While Yanks bring back 'Core Four,' Cards open Hall of Fame and raise another flag

What's Next: Storied teams lead more home openers

The first week is in the books, but the fanfare of the 2014 Major League Baseball season is still in full swing.

As the new week dawned and the players and managers and front offices and fan bases of the American and National Leagues steamed ahead into the second seven-day segment of the championship season, there was a lot to talk about regarding What's Next.

First on tap are the remaining home openers, and there are quite a few, each with their own intriguing story lines to follow.

In New York, shortstop Derek Jeter, also known as The Captain, also known as No. 2, and also known as the future Hall of Famer who plans to retire at the end of the season, will play his final home opener at Yankee Stadium today.

It's safe to say the moment will provide some drama, with the AL East-rival Orioles in the Bronx, a 12:30 p.m. ET start for the pregame festivities, Jeter's parents in attendance, a sellout crowd expected, and a reunion of the "Core Four" of the Yankees who won five World Series together. Jeter and Jorge Posada will catch ceremonial first pitches from Andy Pettitte and Mariano Rivera, and there might be a few emotional moments.

"It almost doesn't feel like the season is underway until you get to your home opener," Jeter said. "Especially missing last year, I'm looking forward to this one."

Other teams are looking forward to playing their first games in front of their home crowds, too.

The defending NL-champion Cardinals, for example, will lift the lid on their 81-game Busch Stadium slate today when they host one of their division rivals, the Cincinnati Reds, at 4:15 ET. The game will be preceded by an unveiling of the 2013 NL championship flag and the opening of the Cardinals' Hall of Fame and Museum.

Inside the ballpark, the Budweiser Clydesdales will circle the stadium and be followed by a motorcade in which the Cardinals Hall of Famers, including former skipper Tony La Russa, and members of the current team will be introduced. Chris Carpenter, the former Cards pitcher who is now a member of the front office, will throw the ceremonial first pitch.
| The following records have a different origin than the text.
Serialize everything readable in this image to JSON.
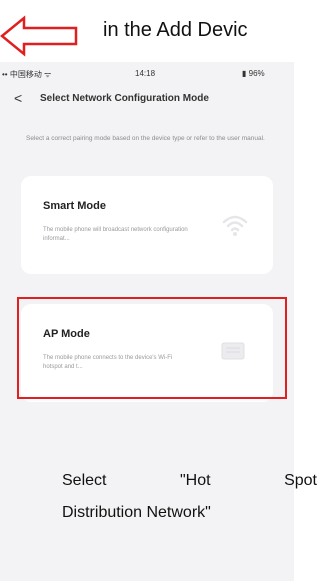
{
  "top_caption": "in the Add Devic",
  "status_bar": {
    "left": "•• 中国移动 ᯤ",
    "time": "14:18",
    "battery": "▮ 96%"
  },
  "nav": {
    "back_glyph": "<",
    "title": "Select Network Configuration Mode"
  },
  "subtitle": "Select a correct pairing mode based on the device type or refer to the user manual.",
  "cards": [
    {
      "title": "Smart Mode",
      "desc": "The mobile phone will broadcast network configuration informat...",
      "icon": "wifi-icon"
    },
    {
      "title": "AP Mode",
      "desc": "The mobile phone connects to the device's Wi-Fi hotspot and t...",
      "icon": "hotspot-icon"
    }
  ],
  "bottom_caption": {
    "w1": "Select",
    "w2": "\"Hot",
    "w3": "Spot",
    "line2": "Distribution Network\""
  },
  "colors": {
    "arrow": "#e02020",
    "highlight": "#e02020"
  }
}
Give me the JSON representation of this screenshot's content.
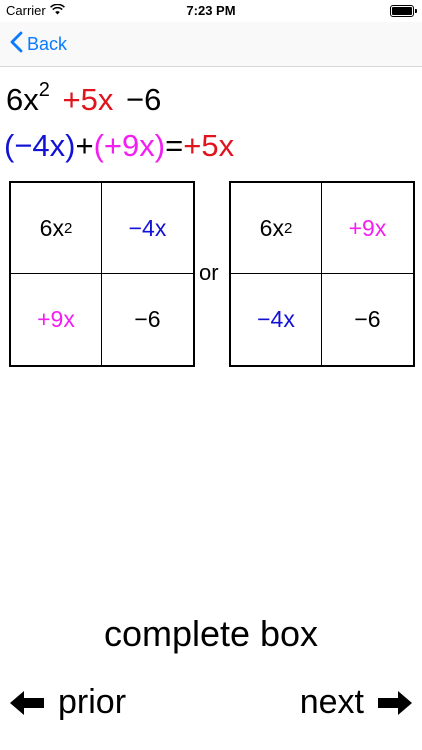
{
  "status_bar": {
    "carrier": "Carrier",
    "time": "7:23 PM"
  },
  "nav": {
    "back_label": "Back"
  },
  "expression": {
    "term1": "6x",
    "term1_exp": "2",
    "term2": "+5x",
    "term3": "−6"
  },
  "sum": {
    "left": "(−4x)",
    "plus": "+",
    "right": "(+9x)",
    "equals": "=",
    "result": "+5x"
  },
  "grid_left": {
    "top_left": "6x",
    "top_left_exp": "2",
    "top_right": "−4x",
    "bottom_left": "+9x",
    "bottom_right": "−6"
  },
  "separator": "or",
  "grid_right": {
    "top_left": "6x",
    "top_left_exp": "2",
    "top_right": "+9x",
    "bottom_left": "−4x",
    "bottom_right": "−6"
  },
  "actions": {
    "complete_label": "complete box",
    "prior_label": "prior",
    "next_label": "next"
  },
  "colors": {
    "red": "#e1141e",
    "blue": "#1212d6",
    "magenta": "#f21ef2",
    "ios_blue": "#0a7aff"
  }
}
More home-opener fun and pageantry will be seen and heard today when the Twins play the Oakland A's at Target Field, and on Tuesday, when the Braves, Mariners, Giants and Phillies all host games at their home ballparks for the first time in 2014.

The Phillies were supposed to open today, but they postponed the game against the Brewers until Tuesday at 4:05 p.m. ET because of a forecast of "considerable rain."

"It makes sense to me, with the clean weather after that," Phils manager Ryne Sandberg said. "Especially Opening Day. That's always a big deal. To have that misfire and not be a big deal would be disappointing to everybody. I think it's smart, very smart. I'm totally on board with it."

The Marlins and Mariners would be on board with another week like the ones they just experienced, during which they surprisingly jumped right into first place in their divisions.

And one player who will be happy to keep the good vibes going is Arizona left fielder Mark Trumbo, who has hit home runs in four consecutive games and can extend his streak -- and set a club record -- by blasting one in San Francisco in the Giants' home opener on Tuesday.

"He's played well for us," D-backs manager Kirk Gibson said. "He's a very formidable bat and a smart hitter."

Elsewhere, pitchers will get top billing this week.

On Wednesday, Josh Beckett could be on the mound for the first time this season for the Dodgers after experiencing numerous injuries last year and finger and ankle issues this spring.

Also that day, veteran right-hander Ervin Santana will make his season debut for the Braves, who signed him in mid-March after elbow injuries to starters Kris Medlen and Brandon Beachy depleted Atlanta's starting rotation.

Doug Miller is a reporter for MLB.com. Follow him on Twitter @DougMillerMLB. This story was not subject to the approval of Major League Baseball or its clubs.